→ **What you are asked to do**
Repeat the entries exactly, keeping every line as it is.

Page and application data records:

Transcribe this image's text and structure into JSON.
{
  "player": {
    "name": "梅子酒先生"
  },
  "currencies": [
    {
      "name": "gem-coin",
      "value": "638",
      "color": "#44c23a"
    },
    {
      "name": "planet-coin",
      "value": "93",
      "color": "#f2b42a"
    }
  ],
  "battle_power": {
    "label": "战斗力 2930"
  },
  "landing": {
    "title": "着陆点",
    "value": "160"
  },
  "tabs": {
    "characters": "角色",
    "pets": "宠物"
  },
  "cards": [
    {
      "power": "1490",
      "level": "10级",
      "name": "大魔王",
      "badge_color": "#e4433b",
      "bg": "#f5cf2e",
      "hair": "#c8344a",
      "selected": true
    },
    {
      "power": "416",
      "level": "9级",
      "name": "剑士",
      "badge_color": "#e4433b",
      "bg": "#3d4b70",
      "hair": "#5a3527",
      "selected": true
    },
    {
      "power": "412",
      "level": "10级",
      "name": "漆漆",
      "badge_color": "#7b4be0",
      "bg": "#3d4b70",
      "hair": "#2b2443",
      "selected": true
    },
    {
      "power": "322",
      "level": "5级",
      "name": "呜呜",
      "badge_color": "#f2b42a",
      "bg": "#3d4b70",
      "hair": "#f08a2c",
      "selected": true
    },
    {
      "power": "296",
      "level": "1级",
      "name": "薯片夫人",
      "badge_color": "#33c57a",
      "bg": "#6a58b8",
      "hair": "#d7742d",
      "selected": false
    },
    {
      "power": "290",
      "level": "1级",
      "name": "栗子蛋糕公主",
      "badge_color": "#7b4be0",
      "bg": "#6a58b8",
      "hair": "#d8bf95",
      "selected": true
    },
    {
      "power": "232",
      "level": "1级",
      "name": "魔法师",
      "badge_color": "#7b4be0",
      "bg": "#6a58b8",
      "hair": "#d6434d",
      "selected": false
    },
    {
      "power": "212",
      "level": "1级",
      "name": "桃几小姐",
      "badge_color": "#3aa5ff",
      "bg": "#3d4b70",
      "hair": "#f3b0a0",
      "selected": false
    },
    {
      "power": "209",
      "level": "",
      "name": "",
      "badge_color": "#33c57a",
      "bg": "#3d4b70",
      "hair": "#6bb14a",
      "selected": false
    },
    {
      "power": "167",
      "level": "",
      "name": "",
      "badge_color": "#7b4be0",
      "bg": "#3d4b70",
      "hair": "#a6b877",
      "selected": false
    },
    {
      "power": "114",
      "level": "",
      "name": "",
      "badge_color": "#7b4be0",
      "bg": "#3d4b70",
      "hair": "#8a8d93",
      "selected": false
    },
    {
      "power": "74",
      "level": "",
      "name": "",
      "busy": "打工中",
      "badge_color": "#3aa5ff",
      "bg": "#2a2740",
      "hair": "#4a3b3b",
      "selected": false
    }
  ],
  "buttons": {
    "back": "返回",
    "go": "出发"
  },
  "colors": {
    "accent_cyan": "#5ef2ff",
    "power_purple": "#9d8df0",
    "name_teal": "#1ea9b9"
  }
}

→ **Task answer**
Transcribe this image's text and structure into JSON.
{
  "player": {
    "name": "梅子酒先生"
  },
  "currencies": [
    {
      "name": "gem-coin",
      "value": "638",
      "color": "#44c23a"
    },
    {
      "name": "planet-coin",
      "value": "93",
      "color": "#f2b42a"
    }
  ],
  "battle_power": {
    "label": "战斗力 2930"
  },
  "landing": {
    "title": "着陆点",
    "value": "160"
  },
  "tabs": {
    "characters": "角色",
    "pets": "宠物"
  },
  "cards": [
    {
      "power": "1490",
      "level": "10级",
      "name": "大魔王",
      "badge_color": "#e4433b",
      "bg": "#f5cf2e",
      "hair": "#c8344a",
      "selected": true
    },
    {
      "power": "416",
      "level": "9级",
      "name": "剑士",
      "badge_color": "#e4433b",
      "bg": "#3d4b70",
      "hair": "#5a3527",
      "selected": true
    },
    {
      "power": "412",
      "level": "10级",
      "name": "漆漆",
      "badge_color": "#7b4be0",
      "bg": "#3d4b70",
      "hair": "#2b2443",
      "selected": true
    },
    {
      "power": "322",
      "level": "5级",
      "name": "呜呜",
      "badge_color": "#f2b42a",
      "bg": "#3d4b70",
      "hair": "#f08a2c",
      "selected": true
    },
    {
      "power": "296",
      "level": "1级",
      "name": "薯片夫人",
      "badge_color": "#33c57a",
      "bg": "#6a58b8",
      "hair": "#d7742d",
      "selected": false
    },
    {
      "power": "290",
      "level": "1级",
      "name": "栗子蛋糕公主",
      "badge_color": "#7b4be0",
      "bg": "#6a58b8",
      "hair": "#d8bf95",
      "selected": true
    },
    {
      "power": "232",
      "level": "1级",
      "name": "魔法师",
      "badge_color": "#7b4be0",
      "bg": "#6a58b8",
      "hair": "#d6434d",
      "selected": false
    },
    {
      "power": "212",
      "level": "1级",
      "name": "桃几小姐",
      "badge_color": "#3aa5ff",
      "bg": "#3d4b70",
      "hair": "#f3b0a0",
      "selected": false
    },
    {
      "power": "209",
      "level": "",
      "name": "",
      "badge_color": "#33c57a",
      "bg": "#3d4b70",
      "hair": "#6bb14a",
      "selected": false
    },
    {
      "power": "167",
      "level": "",
      "name": "",
      "badge_color": "#7b4be0",
      "bg": "#3d4b70",
      "hair": "#a6b877",
      "selected": false
    },
    {
      "power": "114",
      "level": "",
      "name": "",
      "badge_color": "#7b4be0",
      "bg": "#3d4b70",
      "hair": "#8a8d93",
      "selected": false
    },
    {
      "power": "74",
      "level": "",
      "name": "",
      "busy": "打工中",
      "badge_color": "#3aa5ff",
      "bg": "#2a2740",
      "hair": "#4a3b3b",
      "selected": false
    }
  ],
  "buttons": {
    "back": "返回",
    "go": "出发"
  },
  "colors": {
    "accent_cyan": "#5ef2ff",
    "power_purple": "#9d8df0",
    "name_teal": "#1ea9b9"
  }
}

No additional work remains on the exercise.